Dr Đặng Minh Hiệu before and after having his head shaved to facilitate his work in COVID-19 prevention and control. — Photo tienphong.vn
Thousands of people of different generations have volunteered to join the country’s efforts in the fight against COVID-19, and their acts of kindness have contributed to helping many overcome the most difficult times in their lives.
They include not only medical workers and soldiers but also normal people willing to work for the good of others.
They volunteered to go to epicentres of the pandemic; be on guard at coronavirus prevention and control stations; open zero-đồng mini supermarkets, 'free rice ATMs’ and ‘free oxygen ATMs’; transport patients and medical equipment and essential supplies for people in areas under quarantine; and take samples for COVID-19 testing.
Last May Đặng Minh Trí, 23, voluntarily drove his private ambulance through the night, over 500km, from the central province of Quảng Bình to Bắc Giang to support medical centres in the northern province in fighting the virus.
Trí decided to go to Bắc Giang upon learning that the province was among the hardest hit by the pandemic. After persuading his parents, Trí left his home for Bắc Giang at 3am the next day with the hope of arriving in the province as soon as possible.
In Bắc Giang, Trí transported hundreds of COVID patients and medical equipment to hospitals.
Đặng Minh Trí (left). —Photo zingnews.vn
When the province temporarily put the pandemic under control, Trí continued to drive to other localities to support their fight against the pandemic, from Bắc Giang and Bắc Ninh in the north to HCM City, Đồng Nai and Bình Dương in the south.
“I just want to contribute a small part to the community’s efforts to control the pandemic. What I have done is nothing in comparison to what thousands of medical workers are doing. Many medical workers have to work long hours in protective suits in severe hot summer weather,” he told Việt Nam News.
And the journey of the young driver has not yet stopped. He is now working at a COVID prevention and control centre in his home town.
In 2021, Trí was selected as one of 10 winners of the National Volunteer Award, which honours individuals and organisations for their outstanding voluntary services and practical contributions to society.
Another shining example is Dr Đặng Minh Hiệu who was one of 200 medical workers of HCM City University Medical Centre to join the frontline force against the pandemic last year.
“Understanding the complexity of the pandemic this time, my desire to make some contribution together with my colleagues at the frontline grew stronger and stronger. I always wished to be mobilised one day so that I could devote myself to soon bring back a peaceful life for everyone,” he told Người Lao Động (The Labourer) online newspaper.
After receiving the order to go to Bắc Giang last May to help in stopping the pandemic in the northern province, Dr Hiệu, 29, had his hair shaved to make him feel cool in a protective suit while on duty.

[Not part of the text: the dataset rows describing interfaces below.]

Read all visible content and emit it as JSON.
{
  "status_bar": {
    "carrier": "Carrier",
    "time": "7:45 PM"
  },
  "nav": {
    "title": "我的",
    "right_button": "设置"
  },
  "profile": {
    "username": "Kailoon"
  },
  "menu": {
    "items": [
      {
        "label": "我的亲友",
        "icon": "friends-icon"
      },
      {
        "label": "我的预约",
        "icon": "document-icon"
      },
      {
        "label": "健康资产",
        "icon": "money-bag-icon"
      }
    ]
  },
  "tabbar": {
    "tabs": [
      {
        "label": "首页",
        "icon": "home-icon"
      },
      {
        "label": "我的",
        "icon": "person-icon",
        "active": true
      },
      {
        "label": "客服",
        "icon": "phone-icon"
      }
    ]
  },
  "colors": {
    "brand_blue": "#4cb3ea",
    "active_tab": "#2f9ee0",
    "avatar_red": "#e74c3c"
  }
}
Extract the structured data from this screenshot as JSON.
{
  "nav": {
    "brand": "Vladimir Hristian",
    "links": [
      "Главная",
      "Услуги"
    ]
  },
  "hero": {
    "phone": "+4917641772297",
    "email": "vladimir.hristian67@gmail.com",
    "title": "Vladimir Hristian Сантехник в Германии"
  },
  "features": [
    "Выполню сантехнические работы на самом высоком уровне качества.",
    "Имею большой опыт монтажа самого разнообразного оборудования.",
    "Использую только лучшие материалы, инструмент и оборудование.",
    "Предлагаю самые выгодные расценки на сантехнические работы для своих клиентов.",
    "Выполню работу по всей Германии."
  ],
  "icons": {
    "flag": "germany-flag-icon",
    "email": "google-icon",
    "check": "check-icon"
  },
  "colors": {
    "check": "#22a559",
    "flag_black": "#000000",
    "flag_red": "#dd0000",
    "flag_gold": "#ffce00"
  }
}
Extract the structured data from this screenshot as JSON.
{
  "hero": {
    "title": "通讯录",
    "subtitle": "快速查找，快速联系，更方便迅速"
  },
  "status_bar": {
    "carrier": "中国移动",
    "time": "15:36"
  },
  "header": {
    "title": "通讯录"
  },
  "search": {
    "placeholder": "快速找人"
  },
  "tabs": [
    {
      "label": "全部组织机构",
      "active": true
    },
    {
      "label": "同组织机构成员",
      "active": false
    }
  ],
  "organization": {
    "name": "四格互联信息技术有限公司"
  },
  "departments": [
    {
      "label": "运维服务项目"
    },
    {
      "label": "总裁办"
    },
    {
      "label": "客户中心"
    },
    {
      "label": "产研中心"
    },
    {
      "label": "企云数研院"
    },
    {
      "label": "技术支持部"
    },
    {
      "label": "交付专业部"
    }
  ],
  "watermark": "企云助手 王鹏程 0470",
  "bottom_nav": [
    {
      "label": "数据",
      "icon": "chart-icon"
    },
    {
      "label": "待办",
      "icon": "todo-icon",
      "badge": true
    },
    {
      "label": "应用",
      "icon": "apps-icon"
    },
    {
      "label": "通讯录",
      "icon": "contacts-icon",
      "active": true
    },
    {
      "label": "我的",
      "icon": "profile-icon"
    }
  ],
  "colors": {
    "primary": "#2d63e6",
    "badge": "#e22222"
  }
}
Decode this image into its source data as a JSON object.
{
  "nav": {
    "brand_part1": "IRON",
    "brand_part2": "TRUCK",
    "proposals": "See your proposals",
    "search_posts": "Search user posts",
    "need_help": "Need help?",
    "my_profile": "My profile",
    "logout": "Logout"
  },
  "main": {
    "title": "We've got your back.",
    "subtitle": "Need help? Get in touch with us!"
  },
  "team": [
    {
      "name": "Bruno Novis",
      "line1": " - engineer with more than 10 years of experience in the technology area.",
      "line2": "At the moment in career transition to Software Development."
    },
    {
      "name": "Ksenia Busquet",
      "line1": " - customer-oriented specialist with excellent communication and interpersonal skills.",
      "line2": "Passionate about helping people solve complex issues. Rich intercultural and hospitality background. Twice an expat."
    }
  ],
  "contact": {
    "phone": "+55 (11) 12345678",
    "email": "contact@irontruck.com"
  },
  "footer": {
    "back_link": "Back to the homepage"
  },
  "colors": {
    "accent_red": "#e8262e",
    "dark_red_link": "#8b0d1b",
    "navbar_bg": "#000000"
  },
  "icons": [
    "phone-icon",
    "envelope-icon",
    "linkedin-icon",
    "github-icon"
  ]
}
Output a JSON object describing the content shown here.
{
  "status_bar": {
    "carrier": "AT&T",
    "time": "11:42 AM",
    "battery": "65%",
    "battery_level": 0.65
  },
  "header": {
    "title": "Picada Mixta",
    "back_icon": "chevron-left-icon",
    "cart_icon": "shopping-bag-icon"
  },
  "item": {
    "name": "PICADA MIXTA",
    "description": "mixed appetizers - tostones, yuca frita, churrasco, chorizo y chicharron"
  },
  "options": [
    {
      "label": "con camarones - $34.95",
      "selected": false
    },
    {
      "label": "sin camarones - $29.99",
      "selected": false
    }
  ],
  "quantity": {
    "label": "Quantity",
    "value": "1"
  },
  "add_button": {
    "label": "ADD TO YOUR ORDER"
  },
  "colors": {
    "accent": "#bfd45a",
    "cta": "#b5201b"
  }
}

The Head of the Centre’s Department of Science and Training Lê Minh Khôi said that he was moved when seeing the picture of Hiệu having his head shaved.
“There are people who are very simple in daily life but are willing to stand up during these difficult times,” he said.
Lê Võ Thị Cẩm Tiên, a 12th grader in HCM City, was infected with the virus when she voluntarily joined nurses to take local residents' samples for virus testing last July.
Tiên was then treated at a field hospital in Thủ Đức City. After full recovery, she continued to work in a quick response team to treat COVID-19 patients in District 11.
The young girl barely had time to rest when she followed daily routine, from helping to take samples for testing, bringing medicine to patients to delivering foods to local residents.
Tiên carries an oxygen cylinder to a COVID-19 patient's house. — Photo thanhnien.vn
Tiên told Tiền Phong (Vanguard) online newspaper that she was very happy when seeing the joy of residents receiving essential supplies during the pandemic.
“Happiness is just simple like that,” she said.
She added that she used to be a coronavirus patient so could understand other patients’ thinking, which prompted her to spend more time to care for and encourage them.
Norchoualee Yẽngoualee and Philomphed Somoh. — Photo zingnews.vn
In response to the call of the Vinh Medical University in the central province of Nghệ An, two students from Laos, Norchoualee Yẽngoualee and Philomphed Somoh, voluntarily joined local healthcare staff in the battle against the pandemic.
“The pandemic affects both Laos and Việt Nam. I cannot participate in the fight against the pandemic in my home country but I can contribute my efforts to protect Vietnamese people,” Yẽngoualee told Zing news.
Vũ Quốc Cường, born in 1975 in HCM City, is also a bright role model of voluntary and humanitarian work.
During the pandemic, he organised many activities to support those affected by COVID-19, such as cooking and presenting free meals to the poor, homeless and those in quarantine areas.
Unfortunately he was infected with the virus and died, leaving behind various humanitarian projects.
President Nguyễn Xuân Phúc signed a decision to posthumously award a certificate of merit to Cường in honour of his services.
The pandemic has left huge losses but the enthusiasm and spirit of all volunteers have proved vital to the fight against the global health crisis, as well as inspired and touched the hearts of people across the country. VNS